Greenpeace tank girls occupy war machine

Feature story - 4 February, 2003
Despite growing public opposition to a war with Iraq, day and night British tanks, helicopters and jeeps are streaming though Southampton as part of the build up of the war machine. For over a week we have tried to stop the supplies from loading and leaving the Uk and today 14 volunteers entered the military port occupying tanks and jeeps ready to roll on the ferry Stena Shipper bound for the Gulf.

Fourteen of Greenpeace volunteers entered Southampton's Marchwood Military Port and occupied tanks and jeeps queued up to be loaded on the roll-on/roll-off ferry Stena Shipper bound for the Gulf.

At 08:00 am this morning, 14 of our volunteers entered Southampton's Marchwood Military Port and occupied tanks and jeeps queued up to be loaded on the roll-on/roll-off ferry Stena Shipper bound for the Gulf. Four of our volunteers, all women, evaded Ministry of Defence speedboats to reach the tanks via the quayside, while ten others cut a hole in the perimeter fence and reached the vehicles from the land.

Some activists are chained to the exterior of the vehicles, while others have climbed into tanks and secured the hatches behind them. We've also started to paint the 'No War' message down the sides of the military vehicles. Seven activists have already been arrested, four are still locked inside the tanks and two others are chained to them.
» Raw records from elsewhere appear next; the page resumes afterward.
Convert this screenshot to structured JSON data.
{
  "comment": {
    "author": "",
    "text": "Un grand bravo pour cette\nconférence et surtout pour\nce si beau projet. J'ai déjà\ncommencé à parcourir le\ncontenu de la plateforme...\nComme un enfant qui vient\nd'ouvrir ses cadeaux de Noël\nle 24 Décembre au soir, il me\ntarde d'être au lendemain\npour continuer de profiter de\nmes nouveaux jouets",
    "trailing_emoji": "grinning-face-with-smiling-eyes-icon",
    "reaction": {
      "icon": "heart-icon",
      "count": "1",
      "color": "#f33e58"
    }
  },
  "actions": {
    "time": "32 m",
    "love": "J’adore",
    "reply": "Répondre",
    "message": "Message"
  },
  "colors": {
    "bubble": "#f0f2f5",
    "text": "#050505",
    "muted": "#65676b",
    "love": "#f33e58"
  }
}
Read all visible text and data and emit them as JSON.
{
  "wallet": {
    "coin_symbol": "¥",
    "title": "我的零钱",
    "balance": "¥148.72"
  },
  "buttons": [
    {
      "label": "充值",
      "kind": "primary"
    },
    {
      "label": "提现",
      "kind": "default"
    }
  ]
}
Police are on the scene.

American activist Ashby sends this image back from inside the British tank she is occupying in Southampton An American activist, Ashby 24, who climbed inside one of the tanks and secured the hatch says "It's great to be able to do something directly against the war, something I've been waiting to do since I first heard about it."

Speaking from the Rainbow Warrior, Greenpeace campaigner Blake Lee Harwood said, "We will use every peaceful means available to try and stop an attack on Iraq. The government has already ordered the cutting of our anchor chain and attempted to have the Rainbow Warrior thrown out of Southampton but we will continue to find ways to oppose this war which will have disastrous consequences. An attack on Iraq would lead to massive civilian suffering and increase the chances that weapons of mass destruction will be used."

Protests against the war with Iraq were also held in Australia and France today. Greenpeace volunteers in Toulouse, France are in the water trying to stop the impending departure of the Charles de Gaulle aircraft carrier that's scheduled to go to Turkey for an unknown purpose. The activists are asking President Chirac "If you're not supporting the war on Iraq, why are you sending this carrier to Turkey?" In Australia activists inflated a hot air balloon outside Parliament House in Canberra with a message demanding that the Australian government stop sending troops to Iraq and to 'give peace a chance'.

We are opposed to war in Iraq, whether or not an attack is sanctioned by the United Nations, because it would have devastating human and environmental consequences. According to military and health experts a conventional war could kill many thousands of people mainly civilians and many more could die from famine and disease.

Bush and Blair have cited Saddam Hussein's desire to acquire weapons of mass destruction as justification for an invasion. However, pre-emptive military strikes against states possessing or suspected of possessing chemical, biological or nuclear weapons do not provide a stable basis for controlling them.

We believe the solution to weapons of mass destruction is collective international arms control and disarmament. The framework already exists, in the form of the Nuclear Non-Proliferation Treaty (NPT), the Biological Weapons Convention and the Chemical Weapons Convention. But rather than being strengthened, these global treaties are being undermined, especially by the US.

The war is also clearly motivated by oil. The same forces that are backing the war are also supporting the US's refusal to sign the Kyoto Protocol, which would begin to combat climate change. The same US companies that maintain America's oil addiction and oppose the Kyoto Protocol are also backing the war against Iraq. The British government has recently announced that one of the top five priorities for foreign policy is securing access to energy supplies. Yet Blair still denies that an attack on Iraq has anything to do with oil.

What you can do

If you believe that George Bush's war stance is based on hypocritical arms policies and sticky oil connections, make your voice heard.

Write to the UN ambassadors that sit on the Security Council and ask them to uphold international law and refuse to approve a war in Iraq.

Write to UK Prime Minister Tony Blair and ask him to oppose war in Iraq and to refuse to allow UK troops to be used in such a war.

If you live in the US, consider calling on your city council to pass a resolution against a war with Iraq. Twenty cities across the US have already passed similar resolutions and efforts are underway in dozens more communities. For more information, visit, www.citiesforpeace.org.

Join our campaign against ExxonMobil/ Esso, the world's biggest oil company. For more information, visit www.stopesso.org.

Get more ideas for getting involved from www.moveon.org , www.protest.net and www.targetoil.com.